Introduction to Sleep Apnea
Sleep apnea, a common but often overlooked sleep disorder, affects millions of people worldwide. It occurs when breathing repeatedly stops for short periods of time during sleep. Not only does this lead to poor sleep quality, but it can also have serious health consequences. In this guide, you will learn everything you need to know about the causes, symptoms and treatment options of this complex disease.
What exactly is sleep apnea?
Sleep apnea is more than just simple snoring. It occurs when the airways become partially or completely blocked during sleep, resulting in repeated pauses in breathing.

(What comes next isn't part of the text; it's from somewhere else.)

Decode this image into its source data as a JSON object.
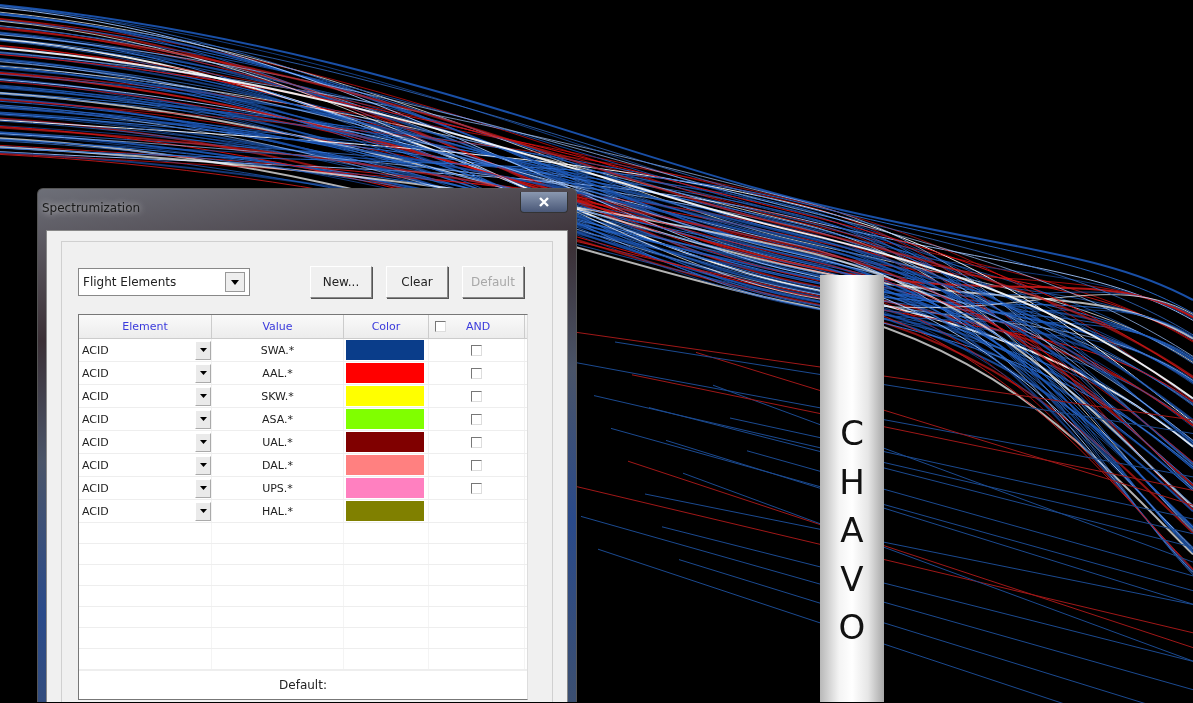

These interruptions can affect the body’s oxygenation and greatly reduce the quality of sleep.
Common Causes and Risk Factors
- Anatomical features: Bottlenecks in the throat can impede the air supply.
- Overweight: Extra tissue in the throat area narrows the airways.
- Age: The risk increases with age, especially from the age of 45.
- Lifestyle factors: Smoking and alcohol consumption increase the risk.
Symptoms that should not be ignored
The symptoms of sleep apnea can be subtle, but their effect on health and quality of life is significant. These include:
- Loud and persistent snoring
- Observed breathing interruptions during sleep
- Excessive daytime sleepiness
- Frequent headaches in the morning
- Dry mouth or sore throat when waking up
Standard and novel treatment methods
Treatment for sleep apnea is varied and depends on the severity of the condition. The most common methods are:
- CPAP Machine: A continuous flow of air keeps the airways open.
- Mandibular protrusion splint: Holds the tongue and lower jaw in such a way that the airways remain open.
- Surgical interventions: Offered as a solution in certain cases.
Innovative treatment methods:
- Drug therapy approaches: Still in the research phase, they show promising results in reducing breathing interruptions.
- Lifestyle Changes: Weight loss and avoidance of alcohol and smoking.
Preventive measures and self-help
In addition to medical treatments, there are also measures that everyone can take on their own:
- Maintain a healthy weight: Being overweight can make sleep apnea worse.
- Healthy lifestyle: Abstaining from smoking and alcohol.
- Optimize your sleeping position: Avoiding lying on your back during sleep.
Possible consequences if sleep apnea is left untreated
Untreated sleep apnea carries risks that go far beyond the sleep disorder, such as an increased risk of cardiovascular disease and an increased risk of accidents due to daytime sleepiness. In addition, the quality of life can be significantly affected by the constant exhaustion.
Sleep apnea is a serious condition, but it can be treated effectively. It is important to seek medical advice and choose the appropriate treatment if sleep apnea is suspected. With the current developments in medical research, there is hope for more innovative treatment options that could further improve the lives of those affected.